For these records, count the lines containing the word "Indtast" and respond with the number alone.

# # #

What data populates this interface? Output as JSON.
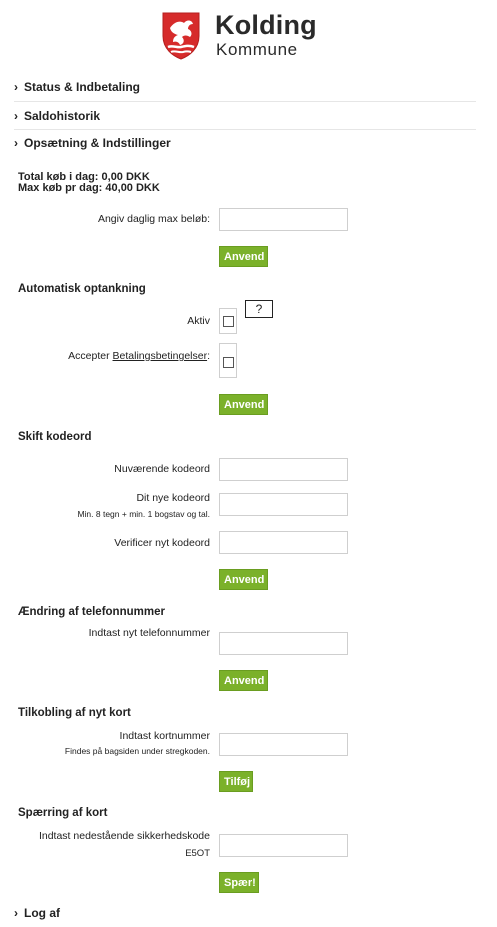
{
  "brand": {
    "line1": "Kolding",
    "line2": "Kommune"
  },
  "nav": {
    "status": "Status & Indbetaling",
    "history": "Saldohistorik",
    "settings": "Opsætning & Indstillinger",
    "logout": "Log af"
  },
  "totals": {
    "today": "Total køb i dag: 0,00 DKK",
    "max_per_day": "Max køb pr dag: 40,00 DKK"
  },
  "daily_max": {
    "label": "Angiv daglig max beløb:",
    "value": "",
    "button": "Anvend"
  },
  "auto_topup": {
    "heading": "Automatisk optankning",
    "active_label": "Aktiv",
    "help": "?",
    "accept_prefix": "Accepter ",
    "accept_link": "Betalingsbetingelser",
    "accept_suffix": ":",
    "button": "Anvend"
  },
  "password": {
    "heading": "Skift kodeord",
    "current_label": "Nuværende kodeord",
    "new_label": "Dit nye kodeord",
    "new_hint": "Min. 8 tegn + min. 1 bogstav og tal.",
    "verify_label": "Verificer nyt kodeord",
    "button": "Anvend"
  },
  "phone": {
    "heading": "Ændring af telefonnummer",
    "label": "Indtast nyt telefonnummer",
    "button": "Anvend"
  },
  "card": {
    "heading": "Tilkobling af nyt kort",
    "label": "Indtast kortnummer",
    "hint": "Findes på bagsiden under stregkoden.",
    "button": "Tilføj"
  },
  "block": {
    "heading": "Spærring af kort",
    "label": "Indtast nedestående sikkerhedskode",
    "code": "E5OT",
    "button": "Spær!"
  },
  "colors": {
    "accent_green": "#7bb12a",
    "logo_red": "#d62b2b"
  }
}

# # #

■ Solution for this problem:
3